Element data from apps and pages
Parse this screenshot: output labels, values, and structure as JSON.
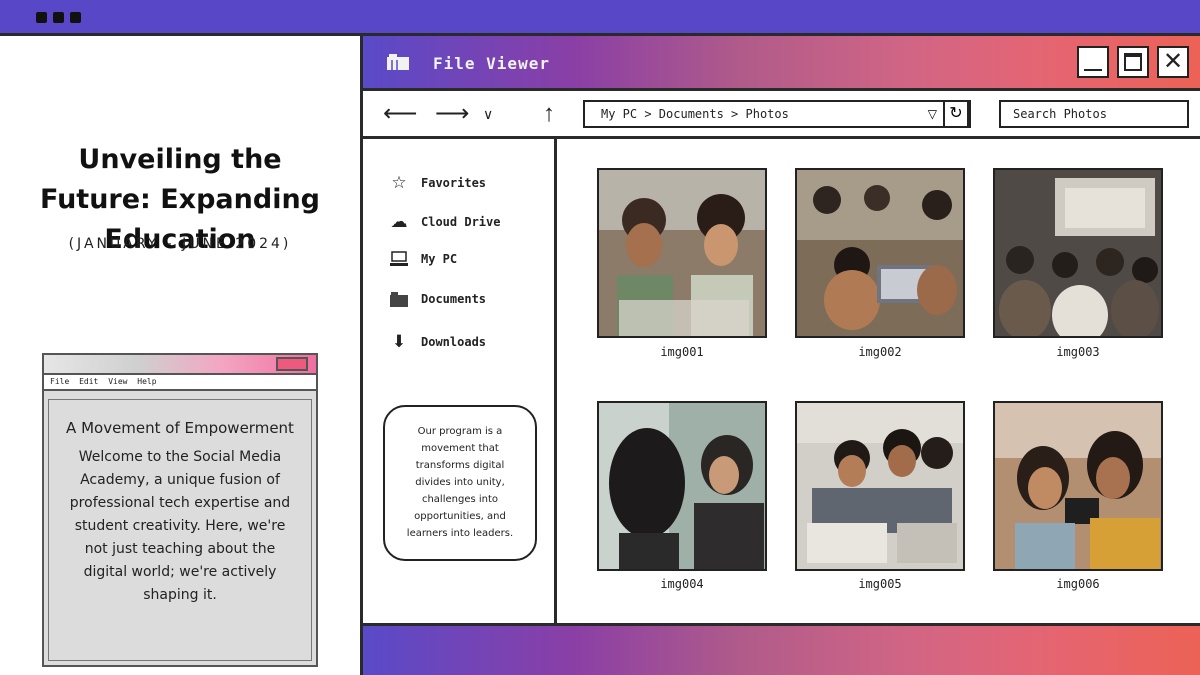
{
  "slide": {
    "title": "Unveiling the Future: Expanding Education",
    "date": "(JANUARY - JUNE 2024)"
  },
  "mini_window": {
    "menu": [
      "File",
      "Edit",
      "View",
      "Help"
    ],
    "heading": "A Movement of Empowerment",
    "body": "Welcome to the Social Media Academy, a unique fusion of professional tech expertise and student creativity. Here, we're not just teaching about the digital world; we're actively shaping it."
  },
  "file_viewer": {
    "title": "File Viewer",
    "path": "My PC > Documents > Photos",
    "search_placeholder": "Search Photos",
    "sidebar": [
      {
        "label": "Favorites",
        "icon": "star-icon"
      },
      {
        "label": "Cloud Drive",
        "icon": "cloud-icon"
      },
      {
        "label": "My PC",
        "icon": "computer-icon"
      },
      {
        "label": "Documents",
        "icon": "folder-icon"
      },
      {
        "label": "Downloads",
        "icon": "download-icon"
      }
    ],
    "quote": "Our program is a movement that transforms digital divides into unity, challenges into opportunities, and learners into leaders.",
    "files": [
      {
        "name": "img001"
      },
      {
        "name": "img002"
      },
      {
        "name": "img003"
      },
      {
        "name": "img004"
      },
      {
        "name": "img005"
      },
      {
        "name": "img006"
      }
    ]
  },
  "colors": {
    "accent": "#5847c6",
    "gradient_start": "#5a4ac8",
    "gradient_end": "#ec6255"
  }
}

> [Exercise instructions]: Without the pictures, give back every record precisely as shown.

> [Result for this exercise]:
Parse this screenshot: output labels, values, and structure as JSON.
{
  "slide": {
    "title": "Unveiling the Future: Expanding Education",
    "date": "(JANUARY - JUNE 2024)"
  },
  "mini_window": {
    "menu": [
      "File",
      "Edit",
      "View",
      "Help"
    ],
    "heading": "A Movement of Empowerment",
    "body": "Welcome to the Social Media Academy, a unique fusion of professional tech expertise and student creativity. Here, we're not just teaching about the digital world; we're actively shaping it."
  },
  "file_viewer": {
    "title": "File Viewer",
    "path": "My PC > Documents > Photos",
    "search_placeholder": "Search Photos",
    "sidebar": [
      {
        "label": "Favorites",
        "icon": "star-icon"
      },
      {
        "label": "Cloud Drive",
        "icon": "cloud-icon"
      },
      {
        "label": "My PC",
        "icon": "computer-icon"
      },
      {
        "label": "Documents",
        "icon": "folder-icon"
      },
      {
        "label": "Downloads",
        "icon": "download-icon"
      }
    ],
    "quote": "Our program is a movement that transforms digital divides into unity, challenges into opportunities, and learners into leaders.",
    "files": [
      {
        "name": "img001"
      },
      {
        "name": "img002"
      },
      {
        "name": "img003"
      },
      {
        "name": "img004"
      },
      {
        "name": "img005"
      },
      {
        "name": "img006"
      }
    ]
  },
  "colors": {
    "accent": "#5847c6",
    "gradient_start": "#5a4ac8",
    "gradient_end": "#ec6255"
  }
}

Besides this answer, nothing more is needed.